Aspen's Little Red Ski Haus Is Up for $11.8 Million After a Quick Flip
In its 128-year history, the Little Red Ski Haus in downtown Aspen, Colo., has been many things to many people: (allegedly) a brothel during Aspen’s days as mining town, a boarding house, a dormitory-style inn for budget ski travelers, and more recently, the site of a protracted legal dispute among Chicago developers who wanted to turn it into a fractional-ownership scheme. That plan fizzled, the bank repossessed, and then in 2014 it was purchased for $5.1 million by one Jaime Rubinson, a self described “jack of all trades.” (The trades, in this instance, include attorney, real estate broker, real estate investor, and Miami nightclub developer.)
Two years later, Rubinson has returned the house to the market, this time listing it for for $11.8 million.
Rubinson said she’s completely revamped the house. “We went through it top to bottom,” she said. “It looked like a Hampton Inn-level accommodation with some antiques sprinkled in, and what we did was transform it into a chic mixture of colored glass, chandeliers, and chrome.”
Rubinson configured it so that the house, which measures a hefty 6,677 square feet, can double as a bed and breakfast or as a private home for friends and family. It has 14 bedrooms, 10 of which have en suite bathrooms, (there are 13-and-a-half baths in the house in total), a dining room with a table that seats 24, and a 25-foot-long bar. The house comes with a full gym, hot tub, three areas for entertaining, and a mudroom with what Rubinson said is enough space for 24 people to store skis and boots.

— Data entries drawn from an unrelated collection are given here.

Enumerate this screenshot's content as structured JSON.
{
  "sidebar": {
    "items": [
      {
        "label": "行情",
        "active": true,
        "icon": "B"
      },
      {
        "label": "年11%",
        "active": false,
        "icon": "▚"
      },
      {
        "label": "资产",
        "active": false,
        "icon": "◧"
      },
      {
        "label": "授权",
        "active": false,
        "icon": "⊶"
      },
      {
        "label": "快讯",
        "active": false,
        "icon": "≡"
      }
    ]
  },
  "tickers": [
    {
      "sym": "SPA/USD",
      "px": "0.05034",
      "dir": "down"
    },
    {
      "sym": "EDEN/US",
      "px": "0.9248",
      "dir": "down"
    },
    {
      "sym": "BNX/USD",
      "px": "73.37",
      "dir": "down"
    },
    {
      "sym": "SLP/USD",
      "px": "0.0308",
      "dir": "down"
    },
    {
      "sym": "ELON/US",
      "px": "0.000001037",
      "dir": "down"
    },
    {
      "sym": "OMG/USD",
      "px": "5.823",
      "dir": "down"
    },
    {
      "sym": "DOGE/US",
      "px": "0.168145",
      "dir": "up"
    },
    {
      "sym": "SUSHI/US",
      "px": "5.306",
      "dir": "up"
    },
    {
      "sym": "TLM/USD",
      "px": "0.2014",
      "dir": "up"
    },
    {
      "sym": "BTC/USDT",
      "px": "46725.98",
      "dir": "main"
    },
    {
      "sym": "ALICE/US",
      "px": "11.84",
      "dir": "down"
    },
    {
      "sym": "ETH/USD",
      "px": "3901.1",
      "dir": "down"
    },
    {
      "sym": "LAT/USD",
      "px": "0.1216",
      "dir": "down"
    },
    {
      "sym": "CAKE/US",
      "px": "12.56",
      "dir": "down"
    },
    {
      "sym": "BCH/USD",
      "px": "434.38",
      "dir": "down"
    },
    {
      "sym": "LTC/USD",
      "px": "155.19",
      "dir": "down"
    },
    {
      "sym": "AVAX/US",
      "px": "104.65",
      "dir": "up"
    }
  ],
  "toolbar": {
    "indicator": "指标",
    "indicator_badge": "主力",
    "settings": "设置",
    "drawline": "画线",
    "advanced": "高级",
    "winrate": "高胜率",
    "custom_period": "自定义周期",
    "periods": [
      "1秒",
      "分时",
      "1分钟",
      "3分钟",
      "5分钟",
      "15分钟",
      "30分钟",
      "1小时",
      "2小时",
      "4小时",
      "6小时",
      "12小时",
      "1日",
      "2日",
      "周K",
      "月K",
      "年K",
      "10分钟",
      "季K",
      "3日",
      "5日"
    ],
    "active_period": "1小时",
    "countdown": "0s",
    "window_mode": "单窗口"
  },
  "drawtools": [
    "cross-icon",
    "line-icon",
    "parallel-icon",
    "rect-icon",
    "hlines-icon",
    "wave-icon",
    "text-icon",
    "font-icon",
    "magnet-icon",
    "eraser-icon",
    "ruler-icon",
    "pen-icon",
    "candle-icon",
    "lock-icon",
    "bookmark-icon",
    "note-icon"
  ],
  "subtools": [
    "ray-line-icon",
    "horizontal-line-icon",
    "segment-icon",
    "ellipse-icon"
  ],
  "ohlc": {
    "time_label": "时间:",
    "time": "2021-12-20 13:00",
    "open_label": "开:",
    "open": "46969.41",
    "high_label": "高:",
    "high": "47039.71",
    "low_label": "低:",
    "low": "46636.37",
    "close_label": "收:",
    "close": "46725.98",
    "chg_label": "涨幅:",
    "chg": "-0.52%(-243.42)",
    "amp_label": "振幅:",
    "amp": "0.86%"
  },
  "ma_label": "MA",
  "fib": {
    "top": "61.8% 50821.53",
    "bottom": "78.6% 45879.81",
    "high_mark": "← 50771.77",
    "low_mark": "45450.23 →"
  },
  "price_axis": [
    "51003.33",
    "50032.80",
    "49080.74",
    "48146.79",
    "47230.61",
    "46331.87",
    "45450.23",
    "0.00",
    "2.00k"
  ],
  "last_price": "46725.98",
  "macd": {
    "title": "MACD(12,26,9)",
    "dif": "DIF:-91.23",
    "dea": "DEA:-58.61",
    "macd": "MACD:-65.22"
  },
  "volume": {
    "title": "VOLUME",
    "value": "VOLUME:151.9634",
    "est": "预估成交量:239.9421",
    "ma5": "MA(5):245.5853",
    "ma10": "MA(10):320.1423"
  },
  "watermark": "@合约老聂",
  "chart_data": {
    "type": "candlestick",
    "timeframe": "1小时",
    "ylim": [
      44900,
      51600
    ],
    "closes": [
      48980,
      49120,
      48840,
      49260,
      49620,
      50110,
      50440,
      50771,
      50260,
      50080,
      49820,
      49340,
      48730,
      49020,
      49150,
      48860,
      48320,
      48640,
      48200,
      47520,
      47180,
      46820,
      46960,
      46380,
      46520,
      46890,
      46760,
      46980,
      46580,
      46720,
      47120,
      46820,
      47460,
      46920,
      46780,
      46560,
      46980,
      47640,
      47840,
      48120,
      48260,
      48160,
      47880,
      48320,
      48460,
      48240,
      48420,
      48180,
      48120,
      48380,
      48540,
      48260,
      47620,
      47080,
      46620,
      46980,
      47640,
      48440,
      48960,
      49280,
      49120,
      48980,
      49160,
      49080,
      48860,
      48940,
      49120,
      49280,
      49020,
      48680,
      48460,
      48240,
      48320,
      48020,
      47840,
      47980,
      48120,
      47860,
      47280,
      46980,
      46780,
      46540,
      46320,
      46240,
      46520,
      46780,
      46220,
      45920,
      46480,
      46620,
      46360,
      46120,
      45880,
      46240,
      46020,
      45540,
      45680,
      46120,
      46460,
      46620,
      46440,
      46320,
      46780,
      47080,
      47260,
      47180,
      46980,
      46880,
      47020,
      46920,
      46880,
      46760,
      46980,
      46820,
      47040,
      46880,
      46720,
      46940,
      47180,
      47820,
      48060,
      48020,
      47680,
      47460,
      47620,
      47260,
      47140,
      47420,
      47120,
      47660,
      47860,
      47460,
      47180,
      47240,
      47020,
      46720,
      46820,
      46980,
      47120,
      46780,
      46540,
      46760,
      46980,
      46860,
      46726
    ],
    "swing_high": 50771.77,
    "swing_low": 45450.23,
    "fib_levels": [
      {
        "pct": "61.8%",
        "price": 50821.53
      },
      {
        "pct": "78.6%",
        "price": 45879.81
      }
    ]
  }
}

The house is located in the center of town. “You walk a block and you have your favorite kale salad, you walk another block and you’re at the mountain,” Rubinson said. “It’s one of those places that you can leave your door unlocked, not that we actually do.” From the front porch, Aspen, Smuggler, and Red Mountain ski resorts are all visible.
Rubinson is selling the property because “I’ve achieved what I intended to do,” she said. “I wanted to renovate it and make someone appreciate it the way I thought it should be appreciated, and I did.”
The house is listed by Melanie Muss of Douglas Elliman Real Estate.